WITH ONE MASTERFUL stroke, Rep. Dan Rostenkowski has propelled the House-Senate negotiations on the trade bill to an unexpectedly fast and promising start. He has proposed to the Senate to drop all of the most inflammatory and protectionist sections of the part of the legislation now under discussion.
As chairman of the House Ways and Means Committee, Mr. Rostenkowski has used his considerable authority to strip a remarkably large amount of the protectionism out of the bill as the talks begin. The Senate conferees are to meet this morning to decide how to respond -- whether to join him or to try to defend these attempts to protect specific industries and practices. Many senators have been saying that they want to produce a bill that strengthens American trade policy, not one that merely does favors for uncompetitive American producers. This will be an opportunity -- the first of many -- to show it.
Mr. Rostenkowski proposes to throw out the import quotas on lamb that the Senate wanted to impose while it simultaneously denounced Japan's quotas on American beef. He would throw out the language about requiring some imported autos to travel in American ships. He would throw out the complex provision on sugar tariff rebates that turns out to be a subsidy of hundreds of millions of dollars for four favored refiners. He would throw out the provisions for draconian and unfair penalties for customs law violations, relying instead on better customs administration. That's quite a list.
The conference has decided to start with the narrow issues. The harder and larger ones -- the Gephardt amendment and all the provisions on dumping and retaliation for foreign subsidies -- have been left until later. It is also true that in this first phase the worst items have less support in the House than in the Senate. Mr. Rostenkowski's list is only the beginning of a long process.

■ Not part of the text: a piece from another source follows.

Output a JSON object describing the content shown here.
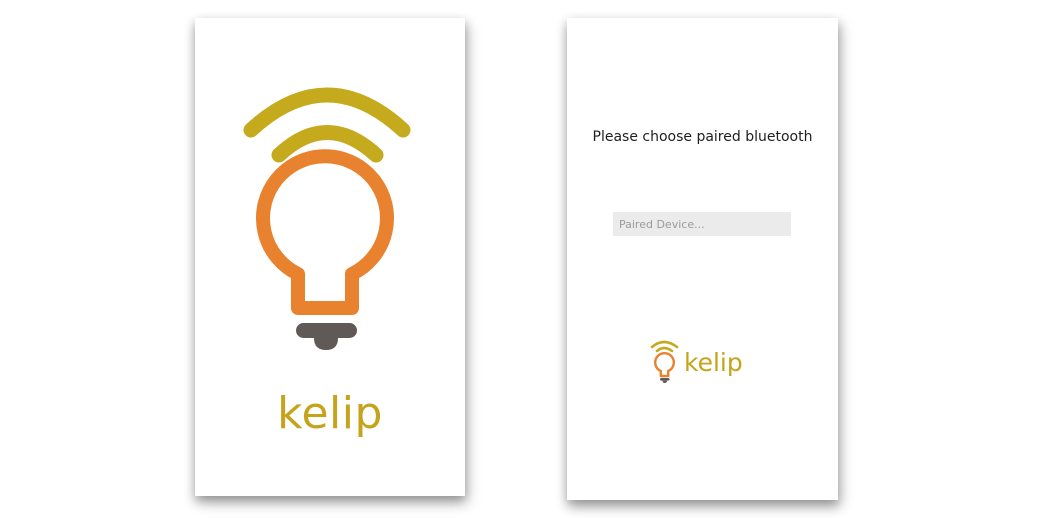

But it is a beginning that will influence the whole negotiation for the better. The chairman of the Senate Finance Committee, Lloyd Bentsen, has repeatedly said that he wants a bill to provide not protection, but a national trade policy that is clear, reliable and consistent. If the senators now work with Mr. Rostenkowski in the spirit of his proposals, Congress will be in a stronger position to call the Reagan administration to account for the shortcomings in its management of the current trade laws.